Now I will try to sum everything up. Talking about inexpensive RAID controllers in general, they can be an optimal choice if you can’t buy a more expensive model due to financial constraints or because you just don’t need such a model. There is one important note about Adaptec’s controllers, though. They are not good for RAID0 if you need a high speed of sequential reading/writing rather than a high number of operations per second.
As for the specific models, the ASR-3405 is the best controller in today’s tests. This new-series model is generally far faster than its predecessors. Moreover, it is based on the PCI-E 4x rather than PCI-X interface and supports SAS drives. This controller is good with RAID5. Although not without problems such as the lack of performance scalability at long queue depths, low speed at multithreaded load and at random-read reading from RAID0, it is overall worth its price.
The AAR-1430SA, a very inexpensive controller with a PCI-E 4x interface, may suit people who have a limited budget but want to increase disk performance in terms of read operations per second by means of RAID0 or increase data reliability by using RAID10. This controller is almost everywhere better than the AAR-1420SA, the developer’s previous model with a PCI-X interface.
The AAR-2820SA and ASR-44300 are generally slower than the ASR-3405, being only good in one or two tests.
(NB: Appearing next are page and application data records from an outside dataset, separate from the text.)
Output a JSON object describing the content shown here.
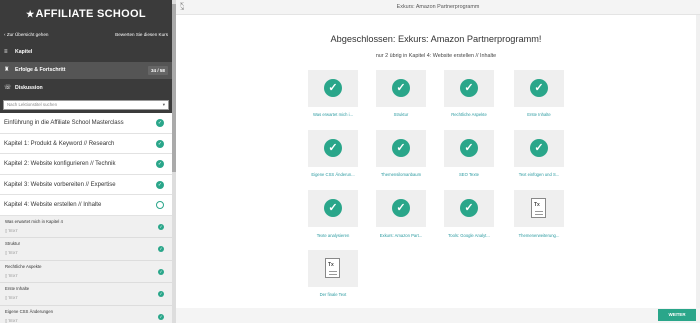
{
  "sidebar": {
    "logo": "AFFILIATE SCHOOL",
    "back_label": "Zur Übersicht gehen",
    "rate_label": "Bewerten Sie diesen Kurs",
    "nav": {
      "kapitel": "Kapitel",
      "progress": "Erfolge & Fortschritt",
      "progress_count": "34 / 58",
      "discussion": "Diskussion"
    },
    "search_placeholder": "Nach Lektionstitel suchen",
    "chapters": [
      {
        "title": "Einführung in die Affiliate School Masterclass",
        "status": "done"
      },
      {
        "title": "Kapitel 1: Produkt & Keyword // Research",
        "status": "done"
      },
      {
        "title": "Kapitel 2: Website konfigurieren // Technik",
        "status": "done"
      },
      {
        "title": "Kapitel 3: Website vorbereiten // Expertise",
        "status": "done"
      },
      {
        "title": "Kapitel 4: Website erstellen // Inhalte",
        "status": "open"
      }
    ],
    "lessons": [
      {
        "title": "Was erwartet mich in Kapitel 4",
        "type": "TEXT"
      },
      {
        "title": "Struktur",
        "type": "TEXT"
      },
      {
        "title": "Rechtliche Aspekte",
        "type": "TEXT"
      },
      {
        "title": "Erste Inhalte",
        "type": "TEXT"
      },
      {
        "title": "Eigene CSS Änderungen",
        "type": "TEXT"
      }
    ]
  },
  "topbar": {
    "title": "Exkurs: Amazon Partnerprogramm"
  },
  "main": {
    "heading": "Abgeschlossen: Exkurs: Amazon Partnerprogramm!",
    "subheading": "nur 2 übrig in Kapitel 4: Website erstellen // Inhalte",
    "tiles": [
      {
        "label": "Was erwartet mich i...",
        "status": "done"
      },
      {
        "label": "Struktur",
        "status": "done"
      },
      {
        "label": "Rechtliche Aspekte",
        "status": "done"
      },
      {
        "label": "Erste Inhalte",
        "status": "done"
      },
      {
        "label": "Eigene CSS Änderun...",
        "status": "done"
      },
      {
        "label": "Themensilomanbaum",
        "status": "done"
      },
      {
        "label": "SEO Texte",
        "status": "done"
      },
      {
        "label": "Text einfügen und S...",
        "status": "done"
      },
      {
        "label": "Texte analysieren",
        "status": "done"
      },
      {
        "label": "Exkurs: Amazon Part...",
        "status": "done"
      },
      {
        "label": "Tools: Google Analyt...",
        "status": "done"
      },
      {
        "label": "Themenerweiterung...",
        "status": "todo"
      },
      {
        "label": "Der finale Text",
        "status": "todo"
      }
    ],
    "doc_icon_text": "Tx"
  },
  "footer": {
    "next_label": "WEITER"
  },
  "colors": {
    "accent": "#2aa68a",
    "sidebar_dark": "#3b3b3b",
    "link": "#2a9aa0"
  }
}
Particularly, the former was good at multithreaded reading and at copying files while the latter was good at random reading from RAID10.
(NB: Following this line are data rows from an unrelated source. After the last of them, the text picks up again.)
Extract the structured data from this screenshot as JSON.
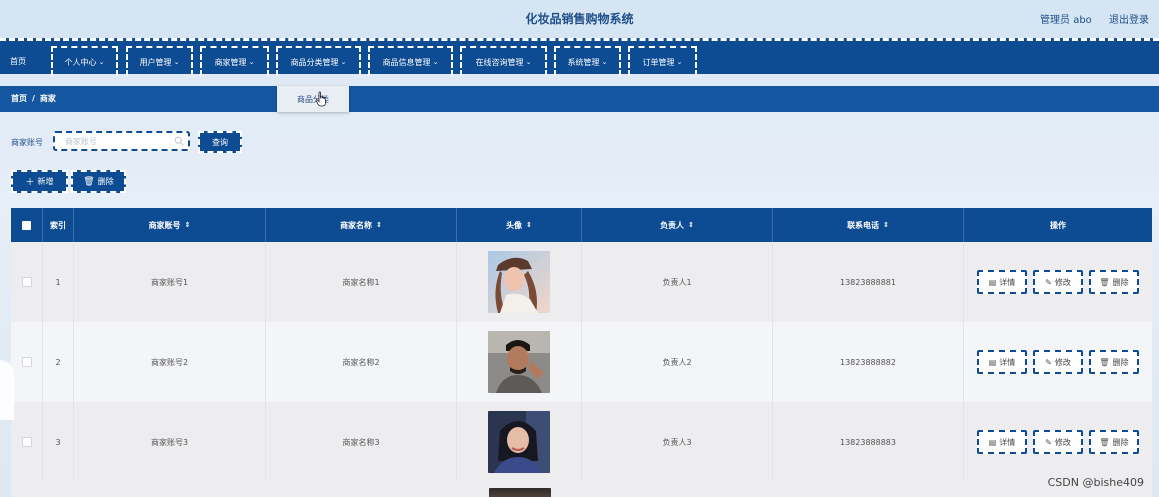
{
  "header": {
    "title": "化妆品销售购物系统",
    "user_label": "管理员 abo",
    "logout_label": "退出登录"
  },
  "nav": {
    "items": [
      {
        "label": "首页",
        "has_menu": false
      },
      {
        "label": "个人中心",
        "has_menu": true
      },
      {
        "label": "用户管理",
        "has_menu": true
      },
      {
        "label": "商家管理",
        "has_menu": true
      },
      {
        "label": "商品分类管理",
        "has_menu": true
      },
      {
        "label": "商品信息管理",
        "has_menu": true
      },
      {
        "label": "在线咨询管理",
        "has_menu": true
      },
      {
        "label": "系统管理",
        "has_menu": true
      },
      {
        "label": "订单管理",
        "has_menu": true
      }
    ],
    "chevron": "⌄",
    "dropdown_item": "商品分类"
  },
  "breadcrumb": {
    "home": "首页",
    "separator": "/",
    "current": "商家"
  },
  "search": {
    "label": "商家账号",
    "placeholder": "商家账号",
    "value": "",
    "query_label": "查询"
  },
  "toolbar": {
    "add_label": "新增",
    "delete_label": "删除"
  },
  "table": {
    "columns": [
      "",
      "索引",
      "商家账号",
      "商家名称",
      "头像",
      "负责人",
      "联系电话",
      "操作"
    ],
    "sortable": [
      false,
      false,
      true,
      true,
      true,
      true,
      true,
      false
    ],
    "actions": [
      "详情",
      "修改",
      "删除"
    ],
    "rows": [
      {
        "index": "1",
        "account": "商家账号1",
        "name": "商家名称1",
        "manager": "负责人1",
        "phone": "13823888881"
      },
      {
        "index": "2",
        "account": "商家账号2",
        "name": "商家名称2",
        "manager": "负责人2",
        "phone": "13823888882"
      },
      {
        "index": "3",
        "account": "商家账号3",
        "name": "商家名称3",
        "manager": "负责人3",
        "phone": "13823888883"
      }
    ]
  },
  "watermark": "CSDN @bishe409",
  "colors": {
    "primary": "#0d4b93",
    "breadcrumb": "#1457a0",
    "title": "#1f4f8a"
  }
}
And a piece of general advice: if high disk performance is indeed important for you, you should not save on the RAID controller. In any case, make sure it is going to do well under your type of load.